A potential new antidepressant and antianxiety treatment with a unique mechanism of action has been developed by scientists at the University of Bath. The compound has shown significant potential after studies in mice. The research is published in the British Journal of Pharmacology. Around one in six adults will experience depression in their lifetimes. New drugs to treat depression in particular are needed because many existing antidepressants don't work in up to 50 percent of patients. More




Advertisement
Solving compound inventory needs at Epizyme

Hear Epizyme's Elizabeth Admirand review their reasons for choosing Titian's Mosaic sample management software to solve their research need for accurate compound inventory and tracking of Epizyme's biological samples.

Are you looking to upgrade your compound management? Talk to the experts at Titian Software.

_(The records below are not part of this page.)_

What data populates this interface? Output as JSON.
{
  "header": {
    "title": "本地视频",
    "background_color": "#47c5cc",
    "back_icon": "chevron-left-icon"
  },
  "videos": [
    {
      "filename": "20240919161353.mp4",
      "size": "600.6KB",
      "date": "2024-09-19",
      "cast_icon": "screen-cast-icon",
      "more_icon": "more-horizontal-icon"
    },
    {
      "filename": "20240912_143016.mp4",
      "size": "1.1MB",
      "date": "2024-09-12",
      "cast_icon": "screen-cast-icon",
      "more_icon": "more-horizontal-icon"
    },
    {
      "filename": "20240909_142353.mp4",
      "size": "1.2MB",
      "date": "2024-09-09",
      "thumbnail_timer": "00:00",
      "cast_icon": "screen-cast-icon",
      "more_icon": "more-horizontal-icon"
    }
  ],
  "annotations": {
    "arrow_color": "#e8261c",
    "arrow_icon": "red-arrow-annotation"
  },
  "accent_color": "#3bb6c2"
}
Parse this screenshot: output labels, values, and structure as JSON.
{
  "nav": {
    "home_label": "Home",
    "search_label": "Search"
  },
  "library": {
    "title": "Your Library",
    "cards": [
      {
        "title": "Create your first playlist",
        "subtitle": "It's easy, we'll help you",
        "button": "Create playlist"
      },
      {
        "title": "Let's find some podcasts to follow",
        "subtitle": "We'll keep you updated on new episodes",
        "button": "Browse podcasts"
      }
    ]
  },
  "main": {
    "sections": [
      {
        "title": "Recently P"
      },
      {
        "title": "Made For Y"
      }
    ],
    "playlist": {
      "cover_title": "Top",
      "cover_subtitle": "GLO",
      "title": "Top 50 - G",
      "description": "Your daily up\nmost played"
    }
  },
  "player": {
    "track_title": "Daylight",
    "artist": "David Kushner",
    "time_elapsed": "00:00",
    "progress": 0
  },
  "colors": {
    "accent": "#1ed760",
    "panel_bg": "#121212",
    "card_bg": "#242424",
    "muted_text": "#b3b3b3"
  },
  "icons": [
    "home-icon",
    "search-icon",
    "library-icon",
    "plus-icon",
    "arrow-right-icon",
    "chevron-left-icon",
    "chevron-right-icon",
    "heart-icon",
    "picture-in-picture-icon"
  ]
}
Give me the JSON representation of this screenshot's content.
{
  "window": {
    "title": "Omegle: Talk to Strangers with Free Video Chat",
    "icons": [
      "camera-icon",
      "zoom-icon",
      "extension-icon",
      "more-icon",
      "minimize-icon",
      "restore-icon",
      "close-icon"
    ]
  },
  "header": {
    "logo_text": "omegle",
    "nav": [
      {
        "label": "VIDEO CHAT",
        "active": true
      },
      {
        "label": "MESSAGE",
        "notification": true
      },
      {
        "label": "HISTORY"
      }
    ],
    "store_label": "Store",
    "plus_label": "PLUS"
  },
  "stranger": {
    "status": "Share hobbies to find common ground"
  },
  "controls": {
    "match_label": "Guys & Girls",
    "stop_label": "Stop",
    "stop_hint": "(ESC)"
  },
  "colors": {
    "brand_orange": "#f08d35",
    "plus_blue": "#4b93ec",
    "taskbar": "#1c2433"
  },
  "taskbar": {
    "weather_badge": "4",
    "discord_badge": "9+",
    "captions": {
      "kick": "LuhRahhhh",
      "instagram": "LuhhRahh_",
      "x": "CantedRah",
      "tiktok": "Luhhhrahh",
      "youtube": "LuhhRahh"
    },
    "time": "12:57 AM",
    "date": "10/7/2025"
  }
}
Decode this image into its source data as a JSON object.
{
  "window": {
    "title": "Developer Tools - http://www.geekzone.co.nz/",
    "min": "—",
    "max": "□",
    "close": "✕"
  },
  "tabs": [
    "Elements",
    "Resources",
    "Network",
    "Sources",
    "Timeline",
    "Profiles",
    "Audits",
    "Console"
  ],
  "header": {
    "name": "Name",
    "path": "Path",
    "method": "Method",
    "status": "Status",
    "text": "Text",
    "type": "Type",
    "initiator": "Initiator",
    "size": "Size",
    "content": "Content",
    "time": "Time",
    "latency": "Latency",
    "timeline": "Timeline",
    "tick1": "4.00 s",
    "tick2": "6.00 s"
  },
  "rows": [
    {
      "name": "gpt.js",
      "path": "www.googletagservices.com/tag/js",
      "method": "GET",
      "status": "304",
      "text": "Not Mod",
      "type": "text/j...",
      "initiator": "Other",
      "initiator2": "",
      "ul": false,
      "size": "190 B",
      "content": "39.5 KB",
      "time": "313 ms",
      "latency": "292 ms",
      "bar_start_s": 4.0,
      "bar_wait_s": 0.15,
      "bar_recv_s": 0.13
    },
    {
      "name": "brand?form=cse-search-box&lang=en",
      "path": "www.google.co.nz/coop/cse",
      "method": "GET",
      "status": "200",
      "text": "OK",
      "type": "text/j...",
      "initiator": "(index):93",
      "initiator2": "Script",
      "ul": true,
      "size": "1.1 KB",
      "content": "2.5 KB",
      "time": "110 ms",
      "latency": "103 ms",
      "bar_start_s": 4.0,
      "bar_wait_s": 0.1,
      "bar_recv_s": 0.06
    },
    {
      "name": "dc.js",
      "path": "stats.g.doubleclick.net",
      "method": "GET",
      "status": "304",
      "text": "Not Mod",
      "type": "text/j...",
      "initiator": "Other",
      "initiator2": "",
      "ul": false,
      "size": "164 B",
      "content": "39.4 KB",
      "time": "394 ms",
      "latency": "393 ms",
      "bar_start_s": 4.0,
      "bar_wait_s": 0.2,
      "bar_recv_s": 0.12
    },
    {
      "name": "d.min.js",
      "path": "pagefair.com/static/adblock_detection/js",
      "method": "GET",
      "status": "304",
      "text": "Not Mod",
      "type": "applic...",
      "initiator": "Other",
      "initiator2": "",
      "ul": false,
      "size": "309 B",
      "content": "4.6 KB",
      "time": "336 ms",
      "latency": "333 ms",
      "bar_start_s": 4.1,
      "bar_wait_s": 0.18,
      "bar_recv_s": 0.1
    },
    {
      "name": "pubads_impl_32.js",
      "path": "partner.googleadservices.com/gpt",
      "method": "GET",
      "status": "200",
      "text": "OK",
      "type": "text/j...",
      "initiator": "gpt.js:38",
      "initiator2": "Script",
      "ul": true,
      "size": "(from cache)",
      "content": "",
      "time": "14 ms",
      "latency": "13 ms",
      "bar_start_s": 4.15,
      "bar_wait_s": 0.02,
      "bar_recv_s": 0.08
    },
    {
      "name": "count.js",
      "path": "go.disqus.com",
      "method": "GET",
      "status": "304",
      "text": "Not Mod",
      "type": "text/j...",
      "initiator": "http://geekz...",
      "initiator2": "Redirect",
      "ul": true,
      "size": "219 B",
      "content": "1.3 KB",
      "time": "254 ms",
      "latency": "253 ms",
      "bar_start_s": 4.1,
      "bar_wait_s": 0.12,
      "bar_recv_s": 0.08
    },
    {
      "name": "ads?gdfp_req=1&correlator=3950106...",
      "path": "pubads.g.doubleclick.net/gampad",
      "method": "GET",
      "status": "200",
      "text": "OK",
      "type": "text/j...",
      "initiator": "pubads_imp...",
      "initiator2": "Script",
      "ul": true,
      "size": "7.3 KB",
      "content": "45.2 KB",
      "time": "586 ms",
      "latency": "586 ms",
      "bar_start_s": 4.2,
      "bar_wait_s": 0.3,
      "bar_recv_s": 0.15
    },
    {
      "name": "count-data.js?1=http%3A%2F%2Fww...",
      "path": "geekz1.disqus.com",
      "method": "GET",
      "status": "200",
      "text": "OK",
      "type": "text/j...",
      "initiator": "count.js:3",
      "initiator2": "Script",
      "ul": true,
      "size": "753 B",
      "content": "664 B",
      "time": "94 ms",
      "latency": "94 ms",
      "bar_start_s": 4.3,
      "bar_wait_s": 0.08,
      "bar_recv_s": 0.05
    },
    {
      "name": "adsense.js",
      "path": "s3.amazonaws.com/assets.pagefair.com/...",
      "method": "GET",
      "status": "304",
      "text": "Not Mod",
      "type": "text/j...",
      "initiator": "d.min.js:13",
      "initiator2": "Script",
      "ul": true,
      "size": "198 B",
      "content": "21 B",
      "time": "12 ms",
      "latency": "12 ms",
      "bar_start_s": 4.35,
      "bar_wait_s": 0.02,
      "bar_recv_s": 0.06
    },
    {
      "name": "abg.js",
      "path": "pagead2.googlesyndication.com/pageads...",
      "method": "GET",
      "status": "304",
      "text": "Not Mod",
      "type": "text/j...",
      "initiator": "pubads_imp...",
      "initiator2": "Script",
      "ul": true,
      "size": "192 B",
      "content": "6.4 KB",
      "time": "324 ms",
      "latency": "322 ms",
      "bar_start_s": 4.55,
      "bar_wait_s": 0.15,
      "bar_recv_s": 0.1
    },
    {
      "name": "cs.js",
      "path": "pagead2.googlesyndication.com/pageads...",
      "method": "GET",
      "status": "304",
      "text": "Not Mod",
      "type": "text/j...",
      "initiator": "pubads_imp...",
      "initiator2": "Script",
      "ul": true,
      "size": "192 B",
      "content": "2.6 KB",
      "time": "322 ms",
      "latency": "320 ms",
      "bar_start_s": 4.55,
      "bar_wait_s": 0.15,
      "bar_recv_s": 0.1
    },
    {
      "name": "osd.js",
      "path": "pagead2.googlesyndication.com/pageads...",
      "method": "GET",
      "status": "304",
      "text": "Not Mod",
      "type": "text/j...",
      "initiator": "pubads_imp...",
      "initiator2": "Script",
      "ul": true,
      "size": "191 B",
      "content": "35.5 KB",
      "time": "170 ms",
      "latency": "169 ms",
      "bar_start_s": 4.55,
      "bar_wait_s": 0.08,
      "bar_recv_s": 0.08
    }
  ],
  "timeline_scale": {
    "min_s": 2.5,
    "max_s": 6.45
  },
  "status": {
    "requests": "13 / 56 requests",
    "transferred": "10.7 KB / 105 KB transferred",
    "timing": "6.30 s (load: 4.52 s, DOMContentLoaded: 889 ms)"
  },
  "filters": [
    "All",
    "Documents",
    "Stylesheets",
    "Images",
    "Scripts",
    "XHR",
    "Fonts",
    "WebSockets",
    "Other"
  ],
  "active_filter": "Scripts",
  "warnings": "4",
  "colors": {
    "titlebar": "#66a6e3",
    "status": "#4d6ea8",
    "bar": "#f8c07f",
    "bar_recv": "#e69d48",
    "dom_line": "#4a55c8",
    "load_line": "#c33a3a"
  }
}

New Evidence That Dengue Antibodies Trigger Life-Threatening Infections
Science Magazine    Share    Share on FacebookTwitterShare on LinkedinE-mail article
It's a disease theory fit for a spy novel: Protective antibodies can turn double agent, teaming up with the dengue virus to make an infection more severe, even life-threatening. First proposed more than 40 years ago, antibody-dependent enhancement (ADE) has won over many doubters but still has impassioned skeptics. Now, a finding from a large, long-term study in Nicaraguan children adds compelling evidence that ADE is real. More


RNA Interference Drug Excels in Clinical Trials to Treat Rare Disorder
The Scientist    Share    Share on FacebookTwitterShare on LinkedinE-mail article
Alnylam Pharmaceuticals is reporting positive results from a clinical trial using patisiran — an RNA interference (RNAi) drug — to treat patients suffering from hereditary amyloidosis with polyneuropathy, a life-threatening genetic disorder. Alnylam has announced it plans to file for approval in the U.S. by the end of the year. If this goes through, patisiran would become the first RNAi therapeutic on the market. More




Researchers Report First-Ever Protein Hydrogels Made in Living Cells
Phys.org    Share    Share on FacebookTwitterShare on LinkedinE-mail article
Johns Hopkins cell biologists report what they believe is the first-ever creation of tiny protein-based gelatin-like clumps called hydrogels inside living cells. The ability to create hydrogels on demand, they say, should advance the long scientific struggle to study the elusive structures — which form in nature when proteins or other molecules aggregate under certain conditions — and to uncover their suspected contributions to human diseases. More


Lab-Designed Molecules Offer New Approach to Treating Superbug Infections
Genetic Engineering & Biotechnology News    Share    Share on FacebookTwitterShare on LinkedinE-mail article
A scientific team including researchers from the Spanish National Research Council (CSIC) says it has made a significant advance against superbugs and their resistance to multiple drugs. The group designed molecules that can disrupt the cellular mechanisms that lead these bacteria to becoming unaffected by conventional antibiotics. The study ("Membrane Microdomain Disassembly Inhibits MRSA Antibiotic Resistance") appears in Cell. More


Career


Specialist, Quality Control (Microbiology)
New B Innovation
Canada – Burnaby

Post-Doctoral Research Associate in Optical Neuroimaging
Washington University in Saint Louis
US – MO – Saint Louis

Post-Doctoral Research Fellow or Research Associate
Burke Medical Research Institute
US – NY – White Plains

Search Jobs at SLAS Career Connections


news

 


SLAS Point-to-Point
Colby Horton, Vice President of Publishing, 469.420.2601
Download media kit

Dennis Hall, Executive Editor, 469.420.2656   
Contribute news

This edition of SLAS Point-to-Point was sent to ##Email##. To unsubscribe from receiving SLAS Point-to-Point, click here. To unsubscribe from all SLAS e-mail communications, please click here. Did someone forward this edition to you? Subscribe here — it's free!

SLAS Terms of Use Policy

MultiView Privacy Policy 

Recent issues

Nov. 1, 2017
Oct. 25, 2017
Oct. 18, 2017
Oct. 11, 2017






7701 Las Colinas Ridge, Ste. 800, Irving, TX 75063